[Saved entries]
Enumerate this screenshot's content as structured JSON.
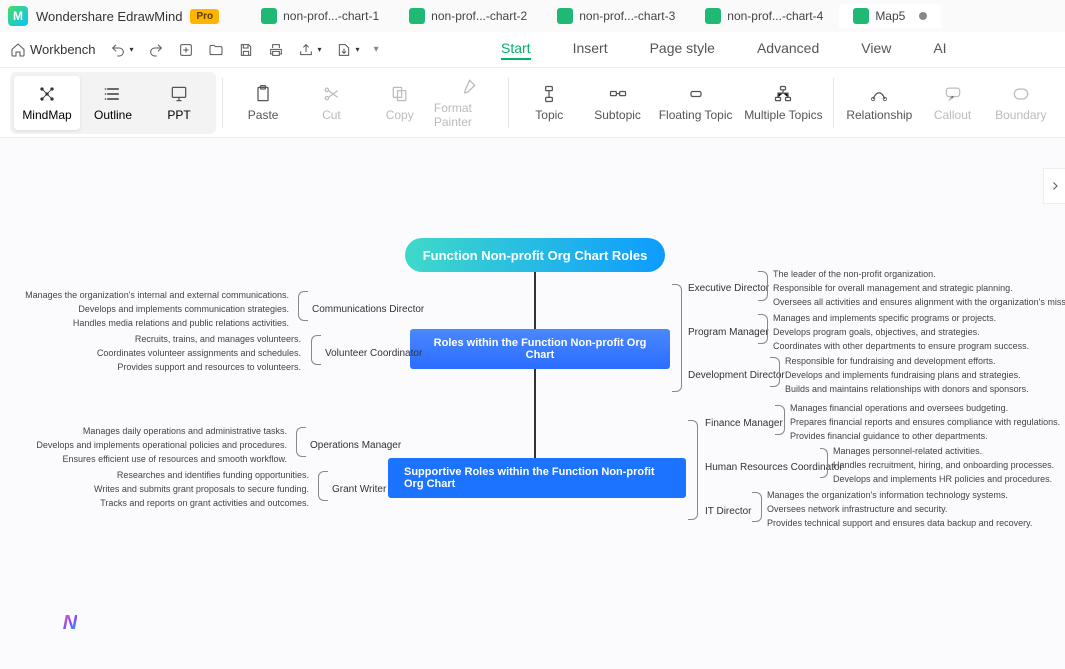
{
  "app": {
    "name": "Wondershare EdrawMind",
    "badge": "Pro"
  },
  "tabs": [
    {
      "label": "non-prof...-chart-1"
    },
    {
      "label": "non-prof...-chart-2"
    },
    {
      "label": "non-prof...-chart-3"
    },
    {
      "label": "non-prof...-chart-4"
    },
    {
      "label": "Map5",
      "active": true
    }
  ],
  "toolbar": {
    "workbench": "Workbench"
  },
  "menu": {
    "start": "Start",
    "insert": "Insert",
    "page_style": "Page style",
    "advanced": "Advanced",
    "view": "View",
    "ai": "AI"
  },
  "view_modes": {
    "mindmap": "MindMap",
    "outline": "Outline",
    "ppt": "PPT"
  },
  "ribbon": {
    "paste": "Paste",
    "cut": "Cut",
    "copy": "Copy",
    "format_painter": "Format Painter",
    "topic": "Topic",
    "subtopic": "Subtopic",
    "floating_topic": "Floating Topic",
    "multiple_topics": "Multiple Topics",
    "relationship": "Relationship",
    "callout": "Callout",
    "boundary": "Boundary"
  },
  "mindmap": {
    "root": "Function Non-profit Org Chart Roles",
    "branches": [
      {
        "title": "Roles within the Function Non-profit Org Chart",
        "left": [
          {
            "label": "Communications Director",
            "details": [
              "Manages the organization's internal and external communications.",
              "Develops and implements communication strategies.",
              "Handles media relations and public relations activities."
            ]
          },
          {
            "label": "Volunteer Coordinator",
            "details": [
              "Recruits, trains, and manages volunteers.",
              "Coordinates volunteer assignments and schedules.",
              "Provides support and resources to volunteers."
            ]
          }
        ],
        "right": [
          {
            "label": "Executive Director",
            "details": [
              "The leader of the non-profit organization.",
              "Responsible for overall management and strategic planning.",
              "Oversees all activities and ensures alignment with the organization's mission."
            ]
          },
          {
            "label": "Program Manager",
            "details": [
              "Manages and implements specific programs or projects.",
              "Develops program goals, objectives, and strategies.",
              "Coordinates with other departments to ensure program success."
            ]
          },
          {
            "label": "Development Director",
            "details": [
              "Responsible for fundraising and development efforts.",
              "Develops and implements fundraising plans and strategies.",
              "Builds and maintains relationships with donors and sponsors."
            ]
          }
        ]
      },
      {
        "title": "Supportive Roles within the Function Non-profit Org Chart",
        "left": [
          {
            "label": "Operations Manager",
            "details": [
              "Manages daily operations and administrative tasks.",
              "Develops and implements operational policies and procedures.",
              "Ensures efficient use of resources and smooth workflow."
            ]
          },
          {
            "label": "Grant Writer",
            "details": [
              "Researches and identifies funding opportunities.",
              "Writes and submits grant proposals to secure funding.",
              "Tracks and reports on grant activities and outcomes."
            ]
          }
        ],
        "right": [
          {
            "label": "Finance Manager",
            "details": [
              "Manages financial operations and oversees budgeting.",
              "Prepares financial reports and ensures compliance with regulations.",
              "Provides financial guidance to other departments."
            ]
          },
          {
            "label": "Human Resources Coordinator",
            "details": [
              "Manages personnel-related activities.",
              "Handles recruitment, hiring, and onboarding processes.",
              "Develops and implements HR policies and procedures."
            ]
          },
          {
            "label": "IT Director",
            "details": [
              "Manages the organization's information technology systems.",
              "Oversees network infrastructure and security.",
              "Provides technical support and ensures data backup and recovery."
            ]
          }
        ]
      }
    ]
  }
}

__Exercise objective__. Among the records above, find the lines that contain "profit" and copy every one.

__Completed exercise__.
    "root": "Function Non-profit Org Chart Roles",
        "title": "Roles within the Function Non-profit Org Chart",
              "The leader of the non-profit organization.",
        "title": "Supportive Roles within the Function Non-profit Org Chart",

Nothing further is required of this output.